City leaders say Greensboro needs a venue seating between 2,000 and 3,000 as a buffer between the 20,000-seat coliseum and smaller venues such as the 1,000-seat Carolina Theatre.
But cost to the taxpayers over the years is a real issue, one that City Council members who support the performing arts center concede.
"It's a risk, but it's a calculated risk," Greensboro Mayor Nancy Vaughan told Carolina Journal. "Can we say we're definitely not going to lose money? No."
The John Locke Foundation has studied tax-financed entertainment venues for years. In its 2014 City-County Guide, JLF director of regulatory studies Jon Sanders urges public officials to "resist using taxpayer funds to subsidize private ventures, especially vanity projects. ... Put simply, if it was a viable project, some entrepreneurs would have recognized the opportunity well before elected officials whose expertise lies elsewhere."
Instead of serving to revitalize the local economy, such "vanity projects" instead become an "unnecessary weight slowing it down."
The performing arts center is another in a long line of incentivized projects in downtown Greensboro.
Earlier this year the City Council approved a $1.95 million incentive for a proposed downtown luxury hotel.

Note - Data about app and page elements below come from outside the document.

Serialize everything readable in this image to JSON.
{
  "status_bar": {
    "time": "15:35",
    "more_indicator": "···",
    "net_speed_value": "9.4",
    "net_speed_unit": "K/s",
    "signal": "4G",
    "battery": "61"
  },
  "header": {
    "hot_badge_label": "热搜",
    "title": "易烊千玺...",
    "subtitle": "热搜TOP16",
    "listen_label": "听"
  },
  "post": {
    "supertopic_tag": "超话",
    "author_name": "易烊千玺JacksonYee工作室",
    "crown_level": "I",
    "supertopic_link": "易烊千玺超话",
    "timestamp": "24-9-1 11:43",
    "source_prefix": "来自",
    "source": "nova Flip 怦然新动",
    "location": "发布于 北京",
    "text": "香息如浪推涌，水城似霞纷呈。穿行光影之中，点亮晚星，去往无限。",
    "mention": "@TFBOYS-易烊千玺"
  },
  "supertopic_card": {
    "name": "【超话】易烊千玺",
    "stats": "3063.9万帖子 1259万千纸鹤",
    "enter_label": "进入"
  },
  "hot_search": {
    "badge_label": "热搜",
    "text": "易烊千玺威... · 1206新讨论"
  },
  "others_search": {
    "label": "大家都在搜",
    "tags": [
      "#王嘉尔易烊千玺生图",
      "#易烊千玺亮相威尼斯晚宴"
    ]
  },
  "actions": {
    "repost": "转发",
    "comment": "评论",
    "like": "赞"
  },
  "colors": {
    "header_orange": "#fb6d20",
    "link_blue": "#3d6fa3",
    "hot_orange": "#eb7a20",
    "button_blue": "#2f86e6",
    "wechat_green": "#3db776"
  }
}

And late last year the previous council approved a $1.5 million forgivable loan for the International Civil Rights Museum.
Vaughan told CJ she believes such investments not only will help keep young professionals in Greensboro but also will attract job creators.
"Corporations look at the center city to see if it's thriving," she said.